On April 24-26, All Souls Church Unitarian in Washington, DC, will have the pleasure of hosting Revolutionary Love: Toward a More Perfect Union, a multi faith, multicultural conference dedicated to just that: helping us build the vision, deepen our partnerships, and get fired up for the work ahead. With inspiring movement-builders like Ruby Sales, Valarie Kaur, angel Kyodo Williams, Traci Blackmon, Brian McLaren, Linda Sarsour, William Barber, and more, we will gather to learn, strategize, and share best practices for liberating our democracy.
There will be specific programming on congregation-based voter mobilization programs through a partnership between the conference sponsors and UU the Vote. And there is a significantly discounted registration rate of $239 for UUs ($160 off) that expires February 14. To register with a code, follow this general registration link, then click the green button for “Tickets” and “Enter Promotional Code” in the upper righthand corner. The code is UUVOTE20.
Community Screening of The Condor & Eagle for World Water Day
UU Ministry for Earth is honored and proud to be an Executive Producer of the award-winning documentary, The Condor and The Eagle, and has set a goal of holding as many UU community film screenings on (or around) World Water Day (Sunday, March 22) as possible.
Click here to view the movie trailer and for information on scheduling a screening in your congregation.
Screening Opportunity regarding Getting out the Vote
Screenings are a great way to educate your community, motivate your constituents to take action, or to raise money for your cause. Consider partnering with community groups to sponsor a showing.
Suppressed: The Fight to Vote, a new documentary by Robert Greenwald (Director of Outfoxed, Walmart: The High Cost of Low Price, and Making A Killing: Guns, Greed, & the NRA), weaves together personal stories from voters across the state of Georgia to paint an undeniable picture of voter suppression in the 2018 midterm election. Stacey Abrams fought to become the first Black female governor in the U.S. while her opponent, Secretary of State Brian Kemp, was in charge of running the election.

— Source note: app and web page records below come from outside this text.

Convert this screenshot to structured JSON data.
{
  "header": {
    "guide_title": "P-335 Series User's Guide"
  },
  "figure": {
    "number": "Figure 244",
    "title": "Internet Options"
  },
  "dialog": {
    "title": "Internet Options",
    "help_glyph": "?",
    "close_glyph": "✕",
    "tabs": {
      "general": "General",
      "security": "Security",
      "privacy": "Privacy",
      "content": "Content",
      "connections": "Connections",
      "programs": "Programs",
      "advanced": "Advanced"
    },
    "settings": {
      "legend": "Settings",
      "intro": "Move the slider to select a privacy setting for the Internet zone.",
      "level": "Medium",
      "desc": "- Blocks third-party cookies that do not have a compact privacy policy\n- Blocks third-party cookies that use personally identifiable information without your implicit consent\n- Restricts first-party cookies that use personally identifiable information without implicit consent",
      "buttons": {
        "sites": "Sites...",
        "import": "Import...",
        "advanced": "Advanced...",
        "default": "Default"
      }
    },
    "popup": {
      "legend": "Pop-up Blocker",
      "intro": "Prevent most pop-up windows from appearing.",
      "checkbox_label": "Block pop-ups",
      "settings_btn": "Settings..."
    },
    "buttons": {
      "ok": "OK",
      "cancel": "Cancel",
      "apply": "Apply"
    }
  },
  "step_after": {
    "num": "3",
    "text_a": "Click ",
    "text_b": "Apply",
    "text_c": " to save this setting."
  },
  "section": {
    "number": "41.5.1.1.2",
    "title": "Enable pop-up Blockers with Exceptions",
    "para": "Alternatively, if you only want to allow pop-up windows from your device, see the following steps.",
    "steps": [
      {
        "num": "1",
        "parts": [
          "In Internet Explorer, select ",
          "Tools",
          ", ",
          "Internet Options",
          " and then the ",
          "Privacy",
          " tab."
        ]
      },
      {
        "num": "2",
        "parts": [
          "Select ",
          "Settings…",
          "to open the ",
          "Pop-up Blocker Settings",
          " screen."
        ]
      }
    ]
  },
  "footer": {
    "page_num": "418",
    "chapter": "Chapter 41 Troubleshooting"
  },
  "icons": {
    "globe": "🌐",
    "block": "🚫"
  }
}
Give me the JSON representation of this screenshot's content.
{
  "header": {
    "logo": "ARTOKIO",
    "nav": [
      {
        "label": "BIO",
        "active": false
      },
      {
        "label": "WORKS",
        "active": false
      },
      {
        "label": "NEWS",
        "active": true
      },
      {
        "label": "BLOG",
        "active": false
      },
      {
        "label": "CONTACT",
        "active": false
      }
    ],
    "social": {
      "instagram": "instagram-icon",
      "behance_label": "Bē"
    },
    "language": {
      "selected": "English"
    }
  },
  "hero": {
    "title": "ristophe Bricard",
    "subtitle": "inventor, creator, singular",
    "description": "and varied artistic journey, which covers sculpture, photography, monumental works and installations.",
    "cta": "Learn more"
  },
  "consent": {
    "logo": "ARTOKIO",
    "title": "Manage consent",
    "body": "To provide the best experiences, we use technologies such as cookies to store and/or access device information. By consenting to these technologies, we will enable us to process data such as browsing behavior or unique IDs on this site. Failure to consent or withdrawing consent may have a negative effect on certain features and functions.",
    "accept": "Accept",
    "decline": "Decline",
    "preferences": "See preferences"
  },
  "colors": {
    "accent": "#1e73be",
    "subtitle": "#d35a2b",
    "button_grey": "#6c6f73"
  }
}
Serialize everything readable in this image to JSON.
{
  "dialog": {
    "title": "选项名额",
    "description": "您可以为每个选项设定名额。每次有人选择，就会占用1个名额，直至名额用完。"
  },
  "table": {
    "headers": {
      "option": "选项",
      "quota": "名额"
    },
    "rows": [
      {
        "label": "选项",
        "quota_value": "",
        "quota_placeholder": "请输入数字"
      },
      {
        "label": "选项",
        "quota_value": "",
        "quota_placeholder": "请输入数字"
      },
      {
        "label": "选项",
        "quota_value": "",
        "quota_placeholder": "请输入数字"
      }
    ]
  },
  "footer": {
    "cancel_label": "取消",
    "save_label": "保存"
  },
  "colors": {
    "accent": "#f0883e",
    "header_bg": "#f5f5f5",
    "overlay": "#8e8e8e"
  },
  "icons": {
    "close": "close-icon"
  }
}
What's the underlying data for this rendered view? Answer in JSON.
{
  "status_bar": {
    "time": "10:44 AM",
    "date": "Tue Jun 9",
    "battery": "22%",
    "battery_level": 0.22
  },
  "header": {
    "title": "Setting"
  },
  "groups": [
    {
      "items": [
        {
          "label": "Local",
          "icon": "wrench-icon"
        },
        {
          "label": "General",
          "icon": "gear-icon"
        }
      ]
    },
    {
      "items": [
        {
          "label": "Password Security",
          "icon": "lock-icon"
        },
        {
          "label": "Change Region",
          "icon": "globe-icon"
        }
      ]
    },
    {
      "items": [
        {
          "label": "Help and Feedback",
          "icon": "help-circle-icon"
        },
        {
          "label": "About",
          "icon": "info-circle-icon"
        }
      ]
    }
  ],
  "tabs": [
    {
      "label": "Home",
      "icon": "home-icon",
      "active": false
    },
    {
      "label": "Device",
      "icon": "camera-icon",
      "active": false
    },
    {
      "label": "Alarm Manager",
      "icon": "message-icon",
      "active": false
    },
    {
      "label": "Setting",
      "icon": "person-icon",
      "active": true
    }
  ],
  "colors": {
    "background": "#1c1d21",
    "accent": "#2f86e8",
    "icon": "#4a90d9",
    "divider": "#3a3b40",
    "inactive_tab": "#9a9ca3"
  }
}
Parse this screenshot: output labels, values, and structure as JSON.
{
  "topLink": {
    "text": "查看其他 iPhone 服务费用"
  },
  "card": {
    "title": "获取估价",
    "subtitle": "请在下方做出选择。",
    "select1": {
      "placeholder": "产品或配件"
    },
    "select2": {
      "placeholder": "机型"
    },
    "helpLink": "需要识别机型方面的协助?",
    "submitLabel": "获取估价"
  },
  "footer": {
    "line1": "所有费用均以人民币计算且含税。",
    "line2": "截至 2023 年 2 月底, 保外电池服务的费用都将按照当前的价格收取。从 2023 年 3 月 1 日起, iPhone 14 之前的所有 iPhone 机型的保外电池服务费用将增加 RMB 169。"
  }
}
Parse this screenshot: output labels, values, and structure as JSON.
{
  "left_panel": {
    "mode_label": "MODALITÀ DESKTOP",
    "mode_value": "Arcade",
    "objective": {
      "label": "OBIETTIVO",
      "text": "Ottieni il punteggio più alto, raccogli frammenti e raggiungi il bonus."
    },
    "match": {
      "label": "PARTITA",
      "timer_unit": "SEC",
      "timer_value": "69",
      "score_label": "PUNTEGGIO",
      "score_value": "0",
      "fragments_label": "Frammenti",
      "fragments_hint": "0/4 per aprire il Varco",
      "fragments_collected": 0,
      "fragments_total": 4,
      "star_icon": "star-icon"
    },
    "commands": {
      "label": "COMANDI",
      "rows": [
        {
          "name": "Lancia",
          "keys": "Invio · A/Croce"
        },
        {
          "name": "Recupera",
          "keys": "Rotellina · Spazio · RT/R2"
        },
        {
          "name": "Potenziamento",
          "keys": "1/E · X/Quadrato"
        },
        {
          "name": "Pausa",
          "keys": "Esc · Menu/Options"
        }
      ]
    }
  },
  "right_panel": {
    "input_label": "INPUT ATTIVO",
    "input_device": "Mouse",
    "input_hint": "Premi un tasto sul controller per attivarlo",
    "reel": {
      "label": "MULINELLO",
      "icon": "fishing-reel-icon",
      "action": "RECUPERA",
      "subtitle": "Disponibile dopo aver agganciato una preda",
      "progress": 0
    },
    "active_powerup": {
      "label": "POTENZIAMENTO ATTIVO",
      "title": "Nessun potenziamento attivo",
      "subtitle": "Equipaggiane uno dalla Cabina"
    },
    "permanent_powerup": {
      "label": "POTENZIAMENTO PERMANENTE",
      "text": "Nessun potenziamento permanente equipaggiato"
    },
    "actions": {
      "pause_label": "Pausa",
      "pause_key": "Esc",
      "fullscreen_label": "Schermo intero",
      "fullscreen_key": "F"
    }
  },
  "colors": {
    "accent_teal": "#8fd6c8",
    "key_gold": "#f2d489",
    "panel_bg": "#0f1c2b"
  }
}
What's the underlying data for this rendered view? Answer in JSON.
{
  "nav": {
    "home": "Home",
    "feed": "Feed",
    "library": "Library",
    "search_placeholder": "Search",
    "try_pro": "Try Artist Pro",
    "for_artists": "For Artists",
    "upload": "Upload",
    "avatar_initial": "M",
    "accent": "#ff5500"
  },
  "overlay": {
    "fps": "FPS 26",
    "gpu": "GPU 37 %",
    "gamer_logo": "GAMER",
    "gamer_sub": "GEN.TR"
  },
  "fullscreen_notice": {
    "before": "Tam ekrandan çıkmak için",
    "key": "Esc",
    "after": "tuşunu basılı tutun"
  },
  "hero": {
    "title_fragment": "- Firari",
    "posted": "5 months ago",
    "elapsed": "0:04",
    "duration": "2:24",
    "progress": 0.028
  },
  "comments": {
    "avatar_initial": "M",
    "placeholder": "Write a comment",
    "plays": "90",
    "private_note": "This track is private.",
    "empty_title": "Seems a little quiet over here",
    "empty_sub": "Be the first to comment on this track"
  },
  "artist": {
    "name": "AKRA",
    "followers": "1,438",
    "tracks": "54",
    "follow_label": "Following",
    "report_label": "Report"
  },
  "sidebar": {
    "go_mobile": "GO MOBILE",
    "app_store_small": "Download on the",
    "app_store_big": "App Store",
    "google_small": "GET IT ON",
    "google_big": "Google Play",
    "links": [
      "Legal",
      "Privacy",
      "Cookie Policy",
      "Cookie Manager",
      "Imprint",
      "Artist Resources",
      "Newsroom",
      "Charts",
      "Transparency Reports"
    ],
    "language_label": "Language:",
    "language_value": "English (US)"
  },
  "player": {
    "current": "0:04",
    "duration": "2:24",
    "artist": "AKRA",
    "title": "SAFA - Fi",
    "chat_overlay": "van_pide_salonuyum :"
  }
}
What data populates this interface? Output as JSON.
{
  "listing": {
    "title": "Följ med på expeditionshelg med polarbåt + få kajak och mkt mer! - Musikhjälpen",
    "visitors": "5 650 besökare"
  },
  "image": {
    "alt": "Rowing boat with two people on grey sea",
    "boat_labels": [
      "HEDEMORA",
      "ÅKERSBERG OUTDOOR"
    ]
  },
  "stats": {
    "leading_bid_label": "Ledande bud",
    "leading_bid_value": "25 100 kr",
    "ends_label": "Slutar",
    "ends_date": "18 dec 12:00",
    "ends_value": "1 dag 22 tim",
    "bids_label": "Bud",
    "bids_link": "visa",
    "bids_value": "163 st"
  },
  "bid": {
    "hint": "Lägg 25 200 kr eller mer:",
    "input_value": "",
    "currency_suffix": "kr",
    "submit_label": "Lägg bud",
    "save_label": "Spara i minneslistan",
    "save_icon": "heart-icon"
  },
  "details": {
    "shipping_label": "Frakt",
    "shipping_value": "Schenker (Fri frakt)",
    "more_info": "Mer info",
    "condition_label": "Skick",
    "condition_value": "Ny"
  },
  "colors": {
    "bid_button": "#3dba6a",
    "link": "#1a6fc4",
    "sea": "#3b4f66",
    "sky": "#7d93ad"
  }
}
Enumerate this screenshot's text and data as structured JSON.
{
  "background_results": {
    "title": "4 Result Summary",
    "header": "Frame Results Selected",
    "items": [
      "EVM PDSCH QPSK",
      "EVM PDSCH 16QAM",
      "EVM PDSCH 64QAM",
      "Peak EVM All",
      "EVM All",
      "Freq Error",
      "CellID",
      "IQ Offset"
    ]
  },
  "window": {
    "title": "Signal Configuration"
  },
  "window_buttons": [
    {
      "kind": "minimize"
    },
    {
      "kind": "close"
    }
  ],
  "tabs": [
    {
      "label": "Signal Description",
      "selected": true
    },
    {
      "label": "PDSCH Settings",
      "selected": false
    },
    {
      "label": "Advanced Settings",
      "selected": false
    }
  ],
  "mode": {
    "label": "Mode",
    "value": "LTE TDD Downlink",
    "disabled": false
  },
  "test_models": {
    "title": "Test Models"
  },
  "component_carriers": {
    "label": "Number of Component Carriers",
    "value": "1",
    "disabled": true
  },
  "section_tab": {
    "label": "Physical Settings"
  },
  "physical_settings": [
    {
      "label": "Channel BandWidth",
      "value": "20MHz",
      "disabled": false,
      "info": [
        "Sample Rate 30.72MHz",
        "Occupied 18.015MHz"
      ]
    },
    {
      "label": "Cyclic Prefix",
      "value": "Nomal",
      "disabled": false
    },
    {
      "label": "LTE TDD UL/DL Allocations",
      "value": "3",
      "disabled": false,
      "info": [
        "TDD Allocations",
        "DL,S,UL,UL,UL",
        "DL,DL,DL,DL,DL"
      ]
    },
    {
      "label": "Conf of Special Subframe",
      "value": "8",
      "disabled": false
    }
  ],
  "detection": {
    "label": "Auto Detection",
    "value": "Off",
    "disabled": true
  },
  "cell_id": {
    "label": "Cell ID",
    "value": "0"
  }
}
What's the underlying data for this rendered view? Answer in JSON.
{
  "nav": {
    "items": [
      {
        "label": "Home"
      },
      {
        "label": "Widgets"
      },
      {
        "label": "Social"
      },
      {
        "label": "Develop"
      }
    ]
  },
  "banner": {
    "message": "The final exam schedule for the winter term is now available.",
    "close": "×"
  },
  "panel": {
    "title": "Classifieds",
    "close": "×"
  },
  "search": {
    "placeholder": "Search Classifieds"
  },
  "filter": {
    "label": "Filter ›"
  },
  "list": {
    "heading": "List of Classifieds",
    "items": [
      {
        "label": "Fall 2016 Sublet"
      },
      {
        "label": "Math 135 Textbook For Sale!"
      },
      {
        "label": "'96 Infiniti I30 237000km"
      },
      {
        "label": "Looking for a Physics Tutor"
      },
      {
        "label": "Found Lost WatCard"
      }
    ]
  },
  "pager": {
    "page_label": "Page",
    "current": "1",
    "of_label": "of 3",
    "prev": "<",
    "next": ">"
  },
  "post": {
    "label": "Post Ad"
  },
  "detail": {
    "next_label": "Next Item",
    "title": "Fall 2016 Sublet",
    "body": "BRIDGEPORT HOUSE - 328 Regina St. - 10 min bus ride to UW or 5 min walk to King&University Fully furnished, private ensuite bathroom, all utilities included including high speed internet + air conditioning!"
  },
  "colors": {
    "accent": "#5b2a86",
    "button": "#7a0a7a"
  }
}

In a race that was ultimately decided by 54,723 votes, the film exposes that the basic constitutional right to vote continues to be under siege in America.
About SUPPRESSED; The Fight to Vote Runtime: 38 minutes